Acrostics, although challenging, provide a framework and a sense of purpose for the reluctant poet. The end is clearly in sight, the subject matter is made plain, and you can sell the task to your timid or resistant writer as a puzzle to be solved, rather than a composition to be written!

Here are some of the offerings from the little bluestockings, when given the task to write about God as Creator of our Earth.



Every animal, fish and fowl was good,

And God blessed them, saying, “Be fruitful and multiply.”

Roaming through the beautiful earth God made,

The animals reproduced after their own kind.

How great is the power and glory of God!



Canst thou bind the sweet influences of Pleiades,

Or loose the bands of Orion?

Number the stars: only God knows how many!

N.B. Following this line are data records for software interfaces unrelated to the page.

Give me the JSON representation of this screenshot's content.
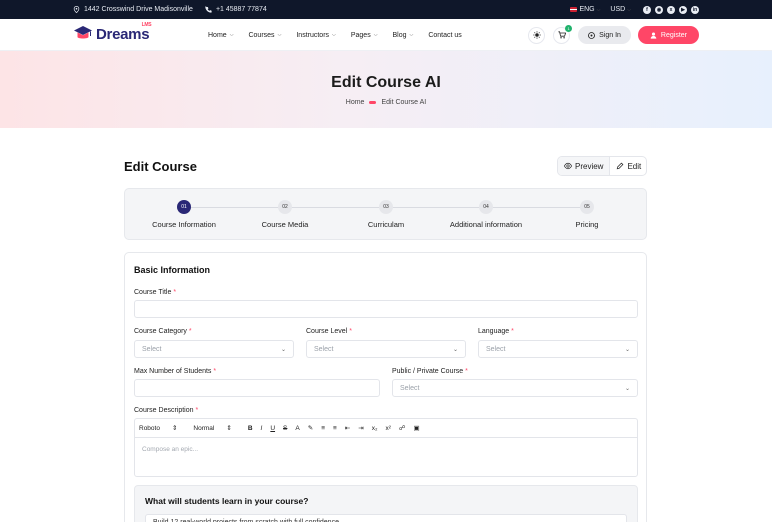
{
  "topbar": {
    "address": "1442 Crosswind Drive Madisonville",
    "phone": "+1 45887 77874",
    "language": "ENG",
    "currency": "USD",
    "socials": [
      "facebook-icon",
      "instagram-icon",
      "twitter-icon",
      "youtube-icon",
      "linkedin-icon"
    ]
  },
  "header": {
    "logo_text": "Dreams",
    "logo_sup": "LMS",
    "nav": [
      {
        "label": "Home",
        "has_dropdown": true
      },
      {
        "label": "Courses",
        "has_dropdown": true
      },
      {
        "label": "Instructors",
        "has_dropdown": true
      },
      {
        "label": "Pages",
        "has_dropdown": true
      },
      {
        "label": "Blog",
        "has_dropdown": true
      },
      {
        "label": "Contact us",
        "has_dropdown": false
      }
    ],
    "cart_count": "1",
    "signin_label": "Sign In",
    "register_label": "Register",
    "accent": "#ff4667",
    "brand": "#2a2876"
  },
  "hero": {
    "title": "Edit Course AI",
    "breadcrumb": [
      "Home",
      "Edit Course AI"
    ]
  },
  "page": {
    "title": "Edit Course",
    "preview_label": "Preview",
    "edit_label": "Edit"
  },
  "steps": [
    {
      "num": "01",
      "label": "Course Information",
      "active": true
    },
    {
      "num": "02",
      "label": "Course Media",
      "active": false
    },
    {
      "num": "03",
      "label": "Curriculam",
      "active": false
    },
    {
      "num": "04",
      "label": "Additional information",
      "active": false
    },
    {
      "num": "05",
      "label": "Pricing",
      "active": false
    }
  ],
  "form": {
    "section_title": "Basic Information",
    "course_title_label": "Course Title",
    "course_title_value": "",
    "category_label": "Course Category",
    "category_value": "Select",
    "level_label": "Course Level",
    "level_value": "Select",
    "language_label": "Language",
    "language_value": "Select",
    "max_students_label": "Max Number of Students",
    "max_students_value": "",
    "visibility_label": "Public / Private Course",
    "visibility_value": "Select",
    "description_label": "Course Description",
    "editor_font": "Roboto",
    "editor_size": "Normal",
    "editor_placeholder": "Compose an epic...",
    "learn_title": "What will students learn in your course?",
    "learn_value": "Build 12 real-world projects from scratch with full confidence"
  }
}
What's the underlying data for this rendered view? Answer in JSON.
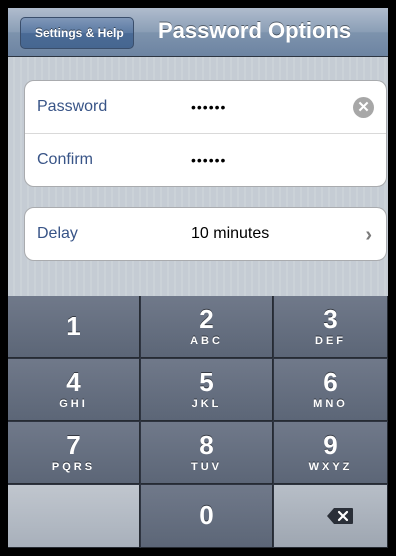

Seek Him that maketh the seven stars and Orion, and

Turneth the shadow of death into the morning.

Ever testifying to the greatness of God,

Lighting the night sky,

Let the heavens declare the glory of God.

Arcturus, Orion, and Pleiades were contemplated by Job.

The stars and constellations, all are named.

In Bethlehem’s sky, leading shepherds

Onward to the Saviour.

Navigation! Ever a true guide.

Stars! One of His many glorious gifts.


If your students enjoy the process, you can challenge them to create a shaped acrostic; the shape of the poem must reflect the subject matter – twice the fun!

All made by God

Reflecting His glory

The perfect place

If your little people need more meaning, ask them to write an acrostic for someone they love as a birthday gift. Dad may appreciate his own, personal poem even more than another pair of socks, and D A D is a nice, short start!